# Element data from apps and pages
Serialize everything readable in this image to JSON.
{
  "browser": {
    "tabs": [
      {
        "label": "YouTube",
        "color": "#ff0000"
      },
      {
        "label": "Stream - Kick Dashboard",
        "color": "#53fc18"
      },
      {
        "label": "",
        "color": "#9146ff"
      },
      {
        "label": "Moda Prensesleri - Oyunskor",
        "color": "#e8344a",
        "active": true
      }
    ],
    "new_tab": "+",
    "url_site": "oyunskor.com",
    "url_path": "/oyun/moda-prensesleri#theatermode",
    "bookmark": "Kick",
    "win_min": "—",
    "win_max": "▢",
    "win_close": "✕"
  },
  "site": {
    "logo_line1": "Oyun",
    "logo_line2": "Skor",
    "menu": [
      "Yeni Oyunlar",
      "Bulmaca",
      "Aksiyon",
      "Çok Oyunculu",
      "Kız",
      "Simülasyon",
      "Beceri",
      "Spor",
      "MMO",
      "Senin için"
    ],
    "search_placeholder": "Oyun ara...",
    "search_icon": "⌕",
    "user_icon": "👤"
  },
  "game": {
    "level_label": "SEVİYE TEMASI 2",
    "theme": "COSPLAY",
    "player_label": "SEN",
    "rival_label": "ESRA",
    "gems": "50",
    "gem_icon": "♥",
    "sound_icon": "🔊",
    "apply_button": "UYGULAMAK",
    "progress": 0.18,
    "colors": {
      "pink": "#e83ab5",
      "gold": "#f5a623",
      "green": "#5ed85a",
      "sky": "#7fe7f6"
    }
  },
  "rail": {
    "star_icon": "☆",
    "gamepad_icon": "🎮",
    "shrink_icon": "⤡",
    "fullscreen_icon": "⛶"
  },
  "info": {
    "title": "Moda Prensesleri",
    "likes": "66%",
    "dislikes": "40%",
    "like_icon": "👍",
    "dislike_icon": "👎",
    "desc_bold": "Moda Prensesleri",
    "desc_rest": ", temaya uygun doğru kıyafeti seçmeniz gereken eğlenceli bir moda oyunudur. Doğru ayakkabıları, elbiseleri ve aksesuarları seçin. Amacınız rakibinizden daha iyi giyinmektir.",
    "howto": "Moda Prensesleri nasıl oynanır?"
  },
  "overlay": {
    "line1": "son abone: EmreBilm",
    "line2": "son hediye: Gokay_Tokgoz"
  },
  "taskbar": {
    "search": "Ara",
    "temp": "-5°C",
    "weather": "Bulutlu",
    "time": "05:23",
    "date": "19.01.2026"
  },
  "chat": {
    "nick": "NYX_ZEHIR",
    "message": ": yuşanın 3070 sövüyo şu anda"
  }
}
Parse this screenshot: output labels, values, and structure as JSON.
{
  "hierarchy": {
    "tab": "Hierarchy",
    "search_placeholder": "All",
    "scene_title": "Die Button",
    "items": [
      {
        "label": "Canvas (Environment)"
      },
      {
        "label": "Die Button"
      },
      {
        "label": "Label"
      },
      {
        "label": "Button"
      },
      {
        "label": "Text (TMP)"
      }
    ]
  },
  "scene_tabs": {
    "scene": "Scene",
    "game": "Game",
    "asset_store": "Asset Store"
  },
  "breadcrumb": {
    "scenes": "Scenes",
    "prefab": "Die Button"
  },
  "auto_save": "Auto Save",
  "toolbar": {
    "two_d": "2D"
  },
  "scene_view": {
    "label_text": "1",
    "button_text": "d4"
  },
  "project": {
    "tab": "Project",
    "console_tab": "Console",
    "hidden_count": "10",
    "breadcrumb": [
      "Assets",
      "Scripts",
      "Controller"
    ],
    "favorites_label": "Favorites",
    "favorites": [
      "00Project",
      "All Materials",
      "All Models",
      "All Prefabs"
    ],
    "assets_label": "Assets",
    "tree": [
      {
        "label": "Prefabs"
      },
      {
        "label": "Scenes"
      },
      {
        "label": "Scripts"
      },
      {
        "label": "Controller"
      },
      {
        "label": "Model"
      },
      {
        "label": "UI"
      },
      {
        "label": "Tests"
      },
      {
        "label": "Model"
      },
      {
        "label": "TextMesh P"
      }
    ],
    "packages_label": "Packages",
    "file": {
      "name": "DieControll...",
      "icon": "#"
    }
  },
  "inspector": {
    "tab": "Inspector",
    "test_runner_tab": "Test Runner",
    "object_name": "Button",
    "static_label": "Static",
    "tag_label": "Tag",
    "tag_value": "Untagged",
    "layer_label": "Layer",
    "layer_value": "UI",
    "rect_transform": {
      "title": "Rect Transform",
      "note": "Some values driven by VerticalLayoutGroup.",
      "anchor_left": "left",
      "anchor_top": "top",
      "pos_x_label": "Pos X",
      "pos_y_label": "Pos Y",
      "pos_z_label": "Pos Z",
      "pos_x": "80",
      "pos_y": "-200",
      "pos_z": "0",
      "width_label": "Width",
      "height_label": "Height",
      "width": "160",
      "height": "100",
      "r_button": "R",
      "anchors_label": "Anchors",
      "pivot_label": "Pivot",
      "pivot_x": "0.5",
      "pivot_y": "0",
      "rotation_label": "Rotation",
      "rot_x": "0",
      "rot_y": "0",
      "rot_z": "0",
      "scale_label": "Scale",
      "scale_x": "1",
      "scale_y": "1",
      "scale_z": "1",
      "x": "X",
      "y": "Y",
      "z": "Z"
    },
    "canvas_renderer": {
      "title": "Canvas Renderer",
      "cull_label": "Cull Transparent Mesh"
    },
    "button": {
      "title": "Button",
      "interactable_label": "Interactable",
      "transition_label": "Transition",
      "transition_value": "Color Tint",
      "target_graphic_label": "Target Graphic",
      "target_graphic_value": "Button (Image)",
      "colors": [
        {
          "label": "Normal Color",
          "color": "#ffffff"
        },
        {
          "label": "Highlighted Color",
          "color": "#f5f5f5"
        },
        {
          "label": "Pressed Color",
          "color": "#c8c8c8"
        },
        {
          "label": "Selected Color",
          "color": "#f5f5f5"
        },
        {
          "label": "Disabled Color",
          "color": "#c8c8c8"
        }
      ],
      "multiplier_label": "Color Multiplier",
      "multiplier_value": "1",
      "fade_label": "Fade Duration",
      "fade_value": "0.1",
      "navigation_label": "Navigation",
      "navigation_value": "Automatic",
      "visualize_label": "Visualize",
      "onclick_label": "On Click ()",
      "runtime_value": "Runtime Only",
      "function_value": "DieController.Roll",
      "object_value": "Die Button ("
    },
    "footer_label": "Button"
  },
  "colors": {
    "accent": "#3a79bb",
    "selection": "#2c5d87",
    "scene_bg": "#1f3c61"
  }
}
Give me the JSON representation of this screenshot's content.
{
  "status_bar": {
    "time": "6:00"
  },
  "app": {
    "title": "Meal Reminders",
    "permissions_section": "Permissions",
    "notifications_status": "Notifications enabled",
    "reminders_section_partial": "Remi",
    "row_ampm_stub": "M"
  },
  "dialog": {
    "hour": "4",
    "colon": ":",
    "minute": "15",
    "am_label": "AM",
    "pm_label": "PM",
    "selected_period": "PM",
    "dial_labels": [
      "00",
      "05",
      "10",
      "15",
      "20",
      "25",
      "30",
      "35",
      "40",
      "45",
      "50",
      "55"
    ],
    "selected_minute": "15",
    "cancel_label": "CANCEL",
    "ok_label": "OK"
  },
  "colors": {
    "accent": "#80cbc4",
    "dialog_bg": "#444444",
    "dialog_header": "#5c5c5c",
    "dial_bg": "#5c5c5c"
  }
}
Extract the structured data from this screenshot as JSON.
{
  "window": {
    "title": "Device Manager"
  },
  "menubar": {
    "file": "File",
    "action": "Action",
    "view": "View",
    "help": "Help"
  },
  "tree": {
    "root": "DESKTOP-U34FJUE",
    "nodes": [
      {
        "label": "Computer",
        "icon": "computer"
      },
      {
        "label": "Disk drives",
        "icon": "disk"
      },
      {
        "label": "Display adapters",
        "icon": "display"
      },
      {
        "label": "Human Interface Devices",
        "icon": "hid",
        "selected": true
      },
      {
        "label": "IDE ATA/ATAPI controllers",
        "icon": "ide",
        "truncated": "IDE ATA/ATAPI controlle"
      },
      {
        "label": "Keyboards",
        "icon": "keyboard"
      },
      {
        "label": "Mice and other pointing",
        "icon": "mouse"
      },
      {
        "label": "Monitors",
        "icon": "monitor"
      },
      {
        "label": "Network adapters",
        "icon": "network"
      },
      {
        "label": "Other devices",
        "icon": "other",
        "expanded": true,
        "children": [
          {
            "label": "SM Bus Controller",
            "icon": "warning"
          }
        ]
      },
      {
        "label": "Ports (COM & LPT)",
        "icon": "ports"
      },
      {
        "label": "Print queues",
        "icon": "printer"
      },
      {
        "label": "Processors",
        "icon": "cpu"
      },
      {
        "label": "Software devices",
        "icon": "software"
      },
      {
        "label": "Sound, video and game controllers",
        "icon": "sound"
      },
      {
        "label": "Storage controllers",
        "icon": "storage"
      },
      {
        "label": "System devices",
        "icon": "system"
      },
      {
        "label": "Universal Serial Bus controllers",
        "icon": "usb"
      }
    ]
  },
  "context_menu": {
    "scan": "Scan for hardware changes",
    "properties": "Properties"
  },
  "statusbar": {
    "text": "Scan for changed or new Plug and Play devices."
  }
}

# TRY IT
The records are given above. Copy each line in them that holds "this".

# ANSWER SECTION
Serialize everything readable in this image to JSON.
Parse this screenshot: output labels, values, and structure as JSON.
Give me the JSON representation of this screenshot's content.
Extract the structured data from this screenshot as JSON.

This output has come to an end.